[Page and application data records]
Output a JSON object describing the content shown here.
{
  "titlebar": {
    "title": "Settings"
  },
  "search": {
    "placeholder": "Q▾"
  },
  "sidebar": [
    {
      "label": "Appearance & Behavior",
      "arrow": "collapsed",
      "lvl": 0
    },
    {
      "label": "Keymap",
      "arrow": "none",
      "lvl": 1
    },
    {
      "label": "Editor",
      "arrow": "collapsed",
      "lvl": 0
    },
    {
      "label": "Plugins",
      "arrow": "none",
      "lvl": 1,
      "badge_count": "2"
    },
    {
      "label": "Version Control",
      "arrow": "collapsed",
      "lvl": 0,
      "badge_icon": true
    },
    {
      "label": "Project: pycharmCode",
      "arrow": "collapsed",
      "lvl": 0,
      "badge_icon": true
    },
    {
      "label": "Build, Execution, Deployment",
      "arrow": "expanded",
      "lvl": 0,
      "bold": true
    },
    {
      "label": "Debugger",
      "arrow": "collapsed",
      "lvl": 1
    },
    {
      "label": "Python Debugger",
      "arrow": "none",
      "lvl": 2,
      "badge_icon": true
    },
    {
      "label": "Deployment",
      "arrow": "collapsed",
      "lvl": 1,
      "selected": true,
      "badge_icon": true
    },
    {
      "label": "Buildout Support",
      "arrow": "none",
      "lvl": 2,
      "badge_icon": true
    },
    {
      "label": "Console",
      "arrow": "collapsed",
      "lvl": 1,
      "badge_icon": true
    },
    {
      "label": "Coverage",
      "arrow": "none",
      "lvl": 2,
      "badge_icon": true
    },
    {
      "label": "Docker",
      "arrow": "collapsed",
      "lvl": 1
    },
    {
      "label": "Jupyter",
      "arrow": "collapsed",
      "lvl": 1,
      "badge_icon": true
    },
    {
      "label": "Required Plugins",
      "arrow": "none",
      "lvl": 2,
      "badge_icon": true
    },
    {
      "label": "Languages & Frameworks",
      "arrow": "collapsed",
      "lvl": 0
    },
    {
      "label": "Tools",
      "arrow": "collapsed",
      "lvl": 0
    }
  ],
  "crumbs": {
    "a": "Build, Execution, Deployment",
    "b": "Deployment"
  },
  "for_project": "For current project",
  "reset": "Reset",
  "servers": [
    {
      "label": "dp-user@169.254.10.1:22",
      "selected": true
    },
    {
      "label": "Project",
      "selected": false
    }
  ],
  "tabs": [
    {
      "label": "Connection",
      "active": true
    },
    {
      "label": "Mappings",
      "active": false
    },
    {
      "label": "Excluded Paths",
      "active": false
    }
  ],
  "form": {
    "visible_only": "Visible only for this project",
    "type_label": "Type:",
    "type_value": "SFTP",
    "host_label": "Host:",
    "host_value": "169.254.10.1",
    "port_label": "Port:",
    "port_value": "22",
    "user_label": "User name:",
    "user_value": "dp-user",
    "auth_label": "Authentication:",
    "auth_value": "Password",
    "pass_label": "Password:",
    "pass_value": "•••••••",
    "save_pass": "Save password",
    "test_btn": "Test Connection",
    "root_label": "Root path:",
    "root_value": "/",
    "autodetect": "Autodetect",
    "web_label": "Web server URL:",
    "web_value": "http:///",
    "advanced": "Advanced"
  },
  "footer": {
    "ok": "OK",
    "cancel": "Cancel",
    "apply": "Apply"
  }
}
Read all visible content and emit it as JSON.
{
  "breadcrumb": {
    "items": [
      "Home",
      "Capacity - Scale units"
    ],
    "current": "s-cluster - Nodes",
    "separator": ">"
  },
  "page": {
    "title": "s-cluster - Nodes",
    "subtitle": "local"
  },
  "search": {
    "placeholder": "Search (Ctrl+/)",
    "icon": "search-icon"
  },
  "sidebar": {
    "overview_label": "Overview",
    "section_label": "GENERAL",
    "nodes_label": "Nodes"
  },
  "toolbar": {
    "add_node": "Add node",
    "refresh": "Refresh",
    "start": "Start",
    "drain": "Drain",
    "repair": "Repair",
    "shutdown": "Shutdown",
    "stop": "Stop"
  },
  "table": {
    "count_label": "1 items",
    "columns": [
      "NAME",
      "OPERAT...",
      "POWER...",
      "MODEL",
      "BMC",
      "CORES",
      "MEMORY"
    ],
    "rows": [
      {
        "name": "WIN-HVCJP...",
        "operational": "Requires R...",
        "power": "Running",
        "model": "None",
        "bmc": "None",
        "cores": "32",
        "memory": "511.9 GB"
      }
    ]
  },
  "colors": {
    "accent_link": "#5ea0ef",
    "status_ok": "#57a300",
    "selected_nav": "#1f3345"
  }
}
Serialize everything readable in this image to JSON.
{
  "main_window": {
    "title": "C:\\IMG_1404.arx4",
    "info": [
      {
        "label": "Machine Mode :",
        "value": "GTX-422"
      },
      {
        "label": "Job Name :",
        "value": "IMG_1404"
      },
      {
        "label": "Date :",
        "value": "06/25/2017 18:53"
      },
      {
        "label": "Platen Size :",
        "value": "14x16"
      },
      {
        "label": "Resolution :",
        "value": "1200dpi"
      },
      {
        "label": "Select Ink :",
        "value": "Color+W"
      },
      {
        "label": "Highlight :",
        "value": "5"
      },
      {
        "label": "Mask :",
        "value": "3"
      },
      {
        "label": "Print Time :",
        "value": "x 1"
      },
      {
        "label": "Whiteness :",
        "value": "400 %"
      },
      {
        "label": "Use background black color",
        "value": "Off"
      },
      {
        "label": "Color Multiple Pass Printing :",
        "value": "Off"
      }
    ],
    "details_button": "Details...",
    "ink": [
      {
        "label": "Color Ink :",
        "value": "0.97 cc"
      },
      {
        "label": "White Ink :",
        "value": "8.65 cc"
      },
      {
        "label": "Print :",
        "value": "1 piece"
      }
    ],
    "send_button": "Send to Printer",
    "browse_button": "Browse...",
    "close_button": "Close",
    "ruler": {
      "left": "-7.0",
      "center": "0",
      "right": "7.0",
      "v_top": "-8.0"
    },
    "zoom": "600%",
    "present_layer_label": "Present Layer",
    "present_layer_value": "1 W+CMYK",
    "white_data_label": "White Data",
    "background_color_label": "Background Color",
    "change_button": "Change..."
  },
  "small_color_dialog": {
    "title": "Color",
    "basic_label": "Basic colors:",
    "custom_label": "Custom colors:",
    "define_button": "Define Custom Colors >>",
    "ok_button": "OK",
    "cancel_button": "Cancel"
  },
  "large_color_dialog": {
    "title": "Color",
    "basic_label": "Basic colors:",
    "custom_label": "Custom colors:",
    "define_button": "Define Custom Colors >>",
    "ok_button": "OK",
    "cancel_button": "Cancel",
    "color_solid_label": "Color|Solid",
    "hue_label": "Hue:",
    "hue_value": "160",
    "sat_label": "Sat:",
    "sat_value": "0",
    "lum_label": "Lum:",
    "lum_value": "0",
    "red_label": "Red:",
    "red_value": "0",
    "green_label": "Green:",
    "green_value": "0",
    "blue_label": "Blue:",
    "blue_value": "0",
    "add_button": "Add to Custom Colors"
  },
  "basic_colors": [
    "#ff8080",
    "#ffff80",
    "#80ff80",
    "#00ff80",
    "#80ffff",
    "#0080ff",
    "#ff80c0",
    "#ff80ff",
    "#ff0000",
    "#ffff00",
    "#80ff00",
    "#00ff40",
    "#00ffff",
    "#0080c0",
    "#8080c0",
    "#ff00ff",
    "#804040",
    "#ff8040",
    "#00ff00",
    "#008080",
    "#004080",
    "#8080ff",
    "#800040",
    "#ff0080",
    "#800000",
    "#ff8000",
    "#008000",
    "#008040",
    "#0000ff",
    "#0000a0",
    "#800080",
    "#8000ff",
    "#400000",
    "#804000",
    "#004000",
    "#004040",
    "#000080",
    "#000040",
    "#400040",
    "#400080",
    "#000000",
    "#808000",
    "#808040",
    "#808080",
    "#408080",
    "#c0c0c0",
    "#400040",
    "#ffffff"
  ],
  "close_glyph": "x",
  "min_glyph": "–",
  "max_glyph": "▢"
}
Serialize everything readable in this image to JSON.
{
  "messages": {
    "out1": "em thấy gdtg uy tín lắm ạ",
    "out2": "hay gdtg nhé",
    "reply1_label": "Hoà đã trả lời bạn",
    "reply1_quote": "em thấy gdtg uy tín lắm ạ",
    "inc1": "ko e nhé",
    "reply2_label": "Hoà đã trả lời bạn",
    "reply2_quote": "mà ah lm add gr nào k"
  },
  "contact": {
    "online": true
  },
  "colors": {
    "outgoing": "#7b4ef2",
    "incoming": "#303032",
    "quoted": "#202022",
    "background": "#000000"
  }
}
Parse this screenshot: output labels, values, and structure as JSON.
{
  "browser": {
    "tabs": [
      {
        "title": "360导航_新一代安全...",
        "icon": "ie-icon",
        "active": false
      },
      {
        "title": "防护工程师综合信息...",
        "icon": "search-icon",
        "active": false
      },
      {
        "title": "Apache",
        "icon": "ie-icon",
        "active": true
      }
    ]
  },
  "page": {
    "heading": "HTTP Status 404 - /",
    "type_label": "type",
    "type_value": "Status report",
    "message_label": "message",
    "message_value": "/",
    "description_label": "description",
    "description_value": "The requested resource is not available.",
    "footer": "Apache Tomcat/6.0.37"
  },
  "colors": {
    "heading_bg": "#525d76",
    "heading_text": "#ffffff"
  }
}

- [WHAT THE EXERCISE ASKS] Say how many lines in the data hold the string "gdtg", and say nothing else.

- [WRITTEN ANSWER] 3